School Discipline

Harsh school discipline strategies plague far too many schools in the United States, particularly in low-income and urban communities. Harsh school discipline leads to many unintended consequences for students. First, it creates a very punitive learning environment that makes students fearful and distrustful of school. Second, it reduces the amount of time students spend in school. Students who are suspended miss valuable class time that cannot be recaptured upon their return. Often, students are behind on coursework with no support to catch up. Third, removing students from school gives them unsupervised idle time that many times leads to negative activities. Fourth, referral to the justice system gives students a stigma that cannot be erased. Fifth, most school-based alternative education settings are primarily disciplinary in structure and emphasis and do not provide as rigorous an education as regular schools. And finally, students who are repeatedly punished by harsh school discipline strategies are more likely to drop out before completing school. 

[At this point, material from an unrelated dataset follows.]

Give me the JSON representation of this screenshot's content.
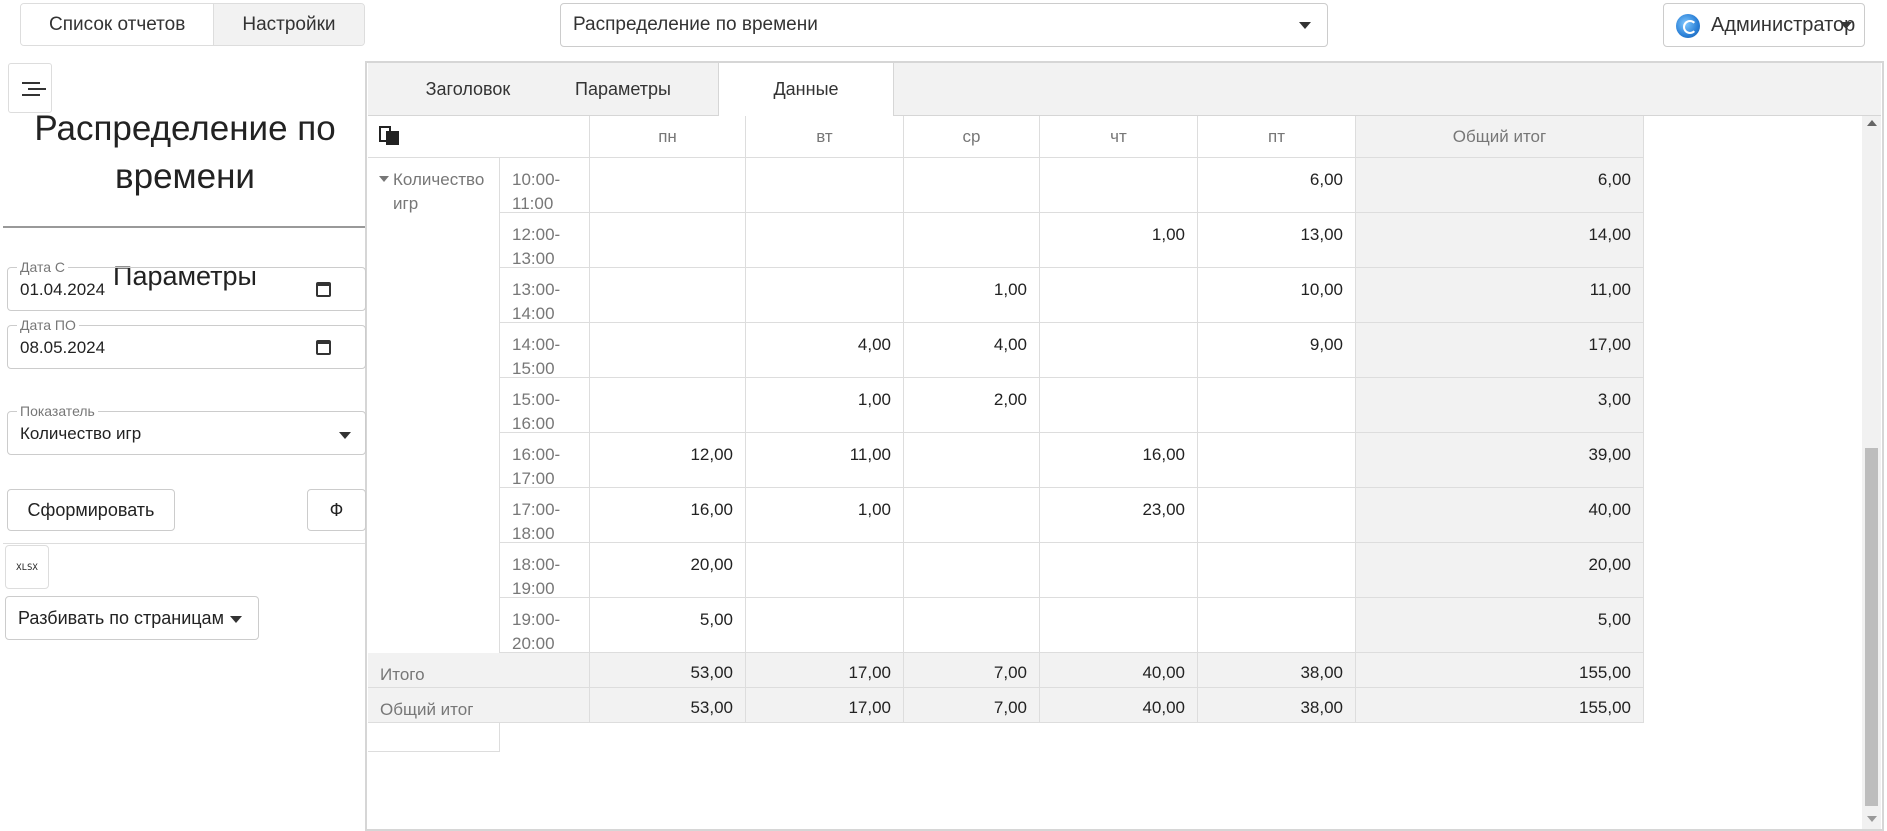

African-American boys are far more likely to be subjected to harsh discipline policies in their schools. They are more frequently subjected to suspensions, expulsions, school-based arrest, or transfer into alternative education settings than their white peers. While Hispanic boys are suspended and expelled in proportion to their representation in schools, they are disproportionately referred to law enforcement or subjected to school-based arrest. Most of the time, these punishments are for nonviolent misbehavior that could have been dealt with inside the school in a more developmentally appropriate manner. Evidence shows that only a few school suspensions or expulsions can be attributed to behavior that genuinely places other students at risk. Most behavior falls into two fairly ambiguous categories: “disruptive behavior” and “other.” Moreover, research shows that African-American students are more likely to be suspended for subjective violations that require teacher interpretation and judgement. 

Data from the Department of Education, Office of Civil Rights reveals the extent of the disparity in treatment received by students of color. For example, African-American students make up 18 percent of the school population, yet they are 46 percent of the students given out-of-school suspension multiple times and 35 percent of students arrested in school.





   Asian/Pacific Islander   

American Indian

Percentage of school population

51% 18% 24%  6%  1%

In-school suspension

39% 35% 23%  2%  1%

Out-of-school suspension (single)

36% 35% 25%  3%  1%

Out-of-school suspension (multiple)

29% 46% 22%  1%  1%


33% 39% 24%  2%  1%

Referral to law enforcement

25% 42% 29%  3%  1%

School-related arrests

21% 35% 37%  5%  1%


COSEBOC believes that the following policy changes would be helpful and have impact on school discipline disparities:

  1. Implement school discipline and policing policies that are more developmentally appropriate and that do not undermine academic achievment for students. 
  2. Use data on school discipline disparity as a part of any strategic planning for change in schools and districts.
  3. Include disparities in school discipline as a part of the federal school accountability structure to ensure that all students receive a quality education. 
  4. Increase training in cultural competence and classroom management for teachers and school leaders to support more appropriate approaches and solutions to school discipline. 
  5. Support school leaders to explore and implement other models of school discipline that are showing positive results with students of color.


Relevant Publications/Resources on School Discipline